[PROBLEM TO SOLVE] Using the entries below, say how many of the lines carry "setting". Write the number alone.
(Beginning of DATA EXTRACTS)
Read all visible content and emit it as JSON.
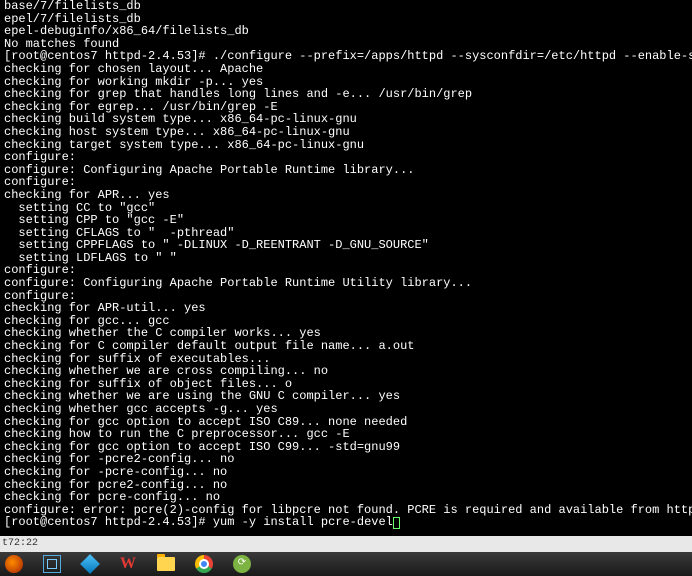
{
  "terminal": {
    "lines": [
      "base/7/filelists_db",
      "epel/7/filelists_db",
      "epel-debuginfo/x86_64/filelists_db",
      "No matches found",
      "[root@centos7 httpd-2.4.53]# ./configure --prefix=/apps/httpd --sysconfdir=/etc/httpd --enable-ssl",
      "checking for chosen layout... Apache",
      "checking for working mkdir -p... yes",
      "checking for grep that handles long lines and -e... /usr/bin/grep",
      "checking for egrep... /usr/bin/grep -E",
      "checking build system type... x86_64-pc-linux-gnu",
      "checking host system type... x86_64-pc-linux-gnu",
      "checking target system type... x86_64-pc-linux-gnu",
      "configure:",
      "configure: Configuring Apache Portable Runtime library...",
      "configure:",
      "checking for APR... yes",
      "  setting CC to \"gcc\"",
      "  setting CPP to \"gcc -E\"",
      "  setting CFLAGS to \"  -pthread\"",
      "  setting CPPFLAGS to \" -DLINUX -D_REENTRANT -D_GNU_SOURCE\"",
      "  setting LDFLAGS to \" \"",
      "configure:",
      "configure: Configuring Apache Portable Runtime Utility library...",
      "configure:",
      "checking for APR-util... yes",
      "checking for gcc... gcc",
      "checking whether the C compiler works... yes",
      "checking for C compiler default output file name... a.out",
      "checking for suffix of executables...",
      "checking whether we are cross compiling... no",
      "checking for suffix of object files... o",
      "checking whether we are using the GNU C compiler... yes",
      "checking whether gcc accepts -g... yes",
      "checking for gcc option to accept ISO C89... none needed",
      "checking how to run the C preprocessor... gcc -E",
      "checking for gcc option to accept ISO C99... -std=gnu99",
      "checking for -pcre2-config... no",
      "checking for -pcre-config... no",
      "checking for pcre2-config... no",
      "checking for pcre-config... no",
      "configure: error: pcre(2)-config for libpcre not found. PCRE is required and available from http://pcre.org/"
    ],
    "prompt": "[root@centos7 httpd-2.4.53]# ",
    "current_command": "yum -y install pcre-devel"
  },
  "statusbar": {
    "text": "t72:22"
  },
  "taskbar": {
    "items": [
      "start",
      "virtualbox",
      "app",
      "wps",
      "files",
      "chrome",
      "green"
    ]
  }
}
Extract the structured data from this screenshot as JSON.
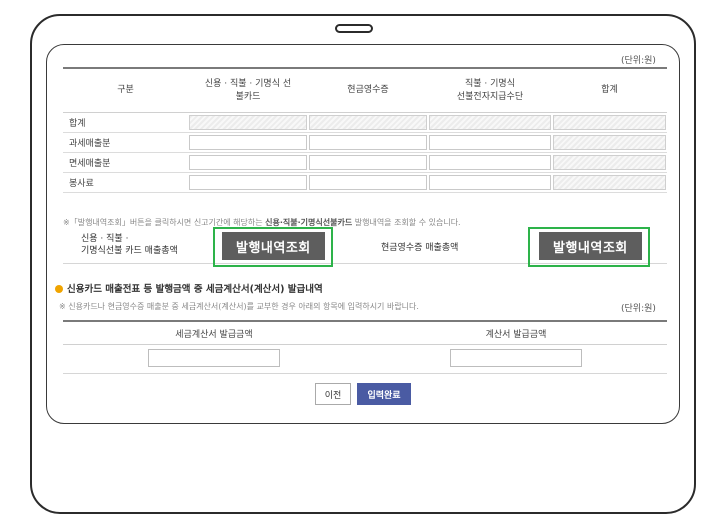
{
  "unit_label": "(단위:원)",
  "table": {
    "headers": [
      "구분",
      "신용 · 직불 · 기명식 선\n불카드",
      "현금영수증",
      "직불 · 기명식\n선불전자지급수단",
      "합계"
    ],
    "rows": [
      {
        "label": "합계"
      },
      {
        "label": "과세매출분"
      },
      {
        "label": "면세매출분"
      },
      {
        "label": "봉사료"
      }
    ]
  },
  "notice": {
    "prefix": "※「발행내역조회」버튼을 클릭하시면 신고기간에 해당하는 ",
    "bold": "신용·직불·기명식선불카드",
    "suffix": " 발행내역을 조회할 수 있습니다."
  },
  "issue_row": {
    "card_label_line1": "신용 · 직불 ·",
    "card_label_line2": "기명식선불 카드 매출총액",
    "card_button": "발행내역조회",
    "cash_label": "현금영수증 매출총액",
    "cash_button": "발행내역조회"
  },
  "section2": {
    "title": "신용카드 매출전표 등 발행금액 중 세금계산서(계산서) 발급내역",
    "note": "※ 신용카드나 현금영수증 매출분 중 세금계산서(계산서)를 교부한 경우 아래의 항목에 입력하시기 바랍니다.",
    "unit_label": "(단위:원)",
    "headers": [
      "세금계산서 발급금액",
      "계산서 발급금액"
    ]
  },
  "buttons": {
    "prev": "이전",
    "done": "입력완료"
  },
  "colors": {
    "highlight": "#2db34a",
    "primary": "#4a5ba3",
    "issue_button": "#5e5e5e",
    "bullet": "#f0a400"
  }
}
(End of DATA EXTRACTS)
[SOLUTION FOR THIS TASK] 5